SOURCE DATA ::
* * * * *
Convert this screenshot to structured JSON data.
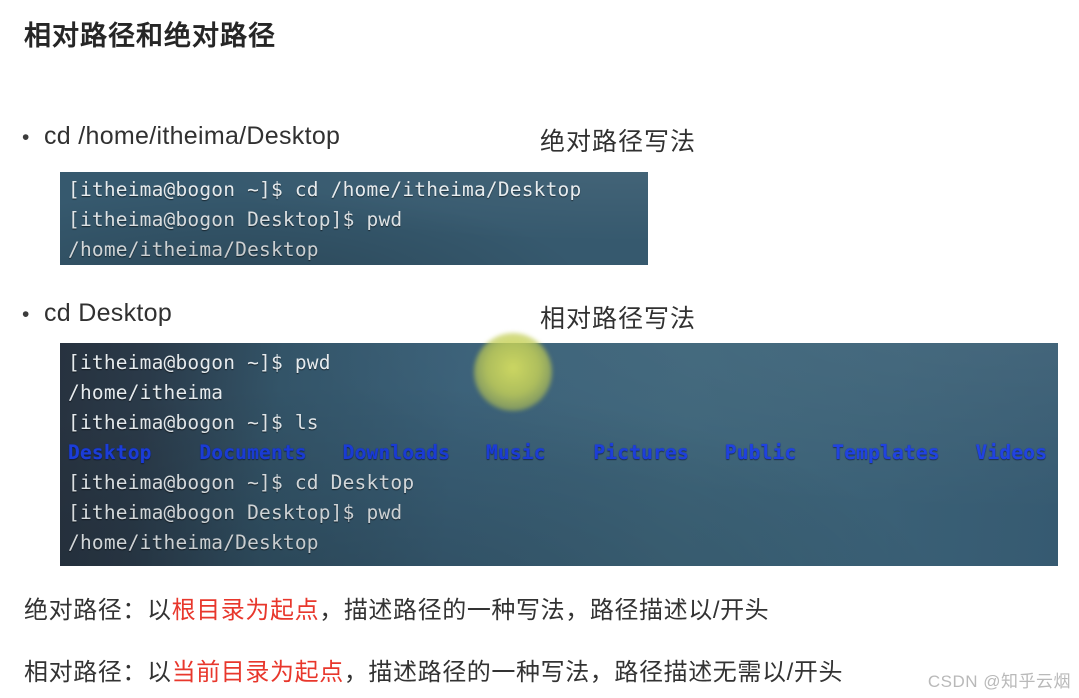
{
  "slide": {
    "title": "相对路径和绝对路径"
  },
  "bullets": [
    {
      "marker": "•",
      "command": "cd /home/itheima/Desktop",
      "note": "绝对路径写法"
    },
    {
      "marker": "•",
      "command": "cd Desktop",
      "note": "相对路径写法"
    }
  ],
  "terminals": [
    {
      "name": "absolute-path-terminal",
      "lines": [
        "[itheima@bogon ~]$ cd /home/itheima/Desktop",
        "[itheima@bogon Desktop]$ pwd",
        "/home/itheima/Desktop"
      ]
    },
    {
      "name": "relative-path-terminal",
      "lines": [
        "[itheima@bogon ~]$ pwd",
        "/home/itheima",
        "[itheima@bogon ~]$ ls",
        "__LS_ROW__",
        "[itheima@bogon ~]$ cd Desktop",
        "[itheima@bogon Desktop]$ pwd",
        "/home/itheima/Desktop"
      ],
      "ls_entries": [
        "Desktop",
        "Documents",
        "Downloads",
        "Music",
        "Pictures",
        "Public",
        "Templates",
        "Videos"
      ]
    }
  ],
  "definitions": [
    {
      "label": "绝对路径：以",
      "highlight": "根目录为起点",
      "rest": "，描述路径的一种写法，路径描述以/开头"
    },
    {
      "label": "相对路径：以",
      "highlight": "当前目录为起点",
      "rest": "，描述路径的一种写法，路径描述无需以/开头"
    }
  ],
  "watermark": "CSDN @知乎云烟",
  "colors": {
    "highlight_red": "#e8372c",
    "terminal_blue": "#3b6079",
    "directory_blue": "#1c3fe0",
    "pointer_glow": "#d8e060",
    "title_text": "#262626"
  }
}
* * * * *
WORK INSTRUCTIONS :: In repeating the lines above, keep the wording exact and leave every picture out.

ANSWER BOX ::
Convert this screenshot to structured JSON data.
{
  "slide": {
    "title": "相对路径和绝对路径"
  },
  "bullets": [
    {
      "marker": "•",
      "command": "cd /home/itheima/Desktop",
      "note": "绝对路径写法"
    },
    {
      "marker": "•",
      "command": "cd Desktop",
      "note": "相对路径写法"
    }
  ],
  "terminals": [
    {
      "name": "absolute-path-terminal",
      "lines": [
        "[itheima@bogon ~]$ cd /home/itheima/Desktop",
        "[itheima@bogon Desktop]$ pwd",
        "/home/itheima/Desktop"
      ]
    },
    {
      "name": "relative-path-terminal",
      "lines": [
        "[itheima@bogon ~]$ pwd",
        "/home/itheima",
        "[itheima@bogon ~]$ ls",
        "__LS_ROW__",
        "[itheima@bogon ~]$ cd Desktop",
        "[itheima@bogon Desktop]$ pwd",
        "/home/itheima/Desktop"
      ],
      "ls_entries": [
        "Desktop",
        "Documents",
        "Downloads",
        "Music",
        "Pictures",
        "Public",
        "Templates",
        "Videos"
      ]
    }
  ],
  "definitions": [
    {
      "label": "绝对路径：以",
      "highlight": "根目录为起点",
      "rest": "，描述路径的一种写法，路径描述以/开头"
    },
    {
      "label": "相对路径：以",
      "highlight": "当前目录为起点",
      "rest": "，描述路径的一种写法，路径描述无需以/开头"
    }
  ],
  "watermark": "CSDN @知乎云烟",
  "colors": {
    "highlight_red": "#e8372c",
    "terminal_blue": "#3b6079",
    "directory_blue": "#1c3fe0",
    "pointer_glow": "#d8e060",
    "title_text": "#262626"
  }
}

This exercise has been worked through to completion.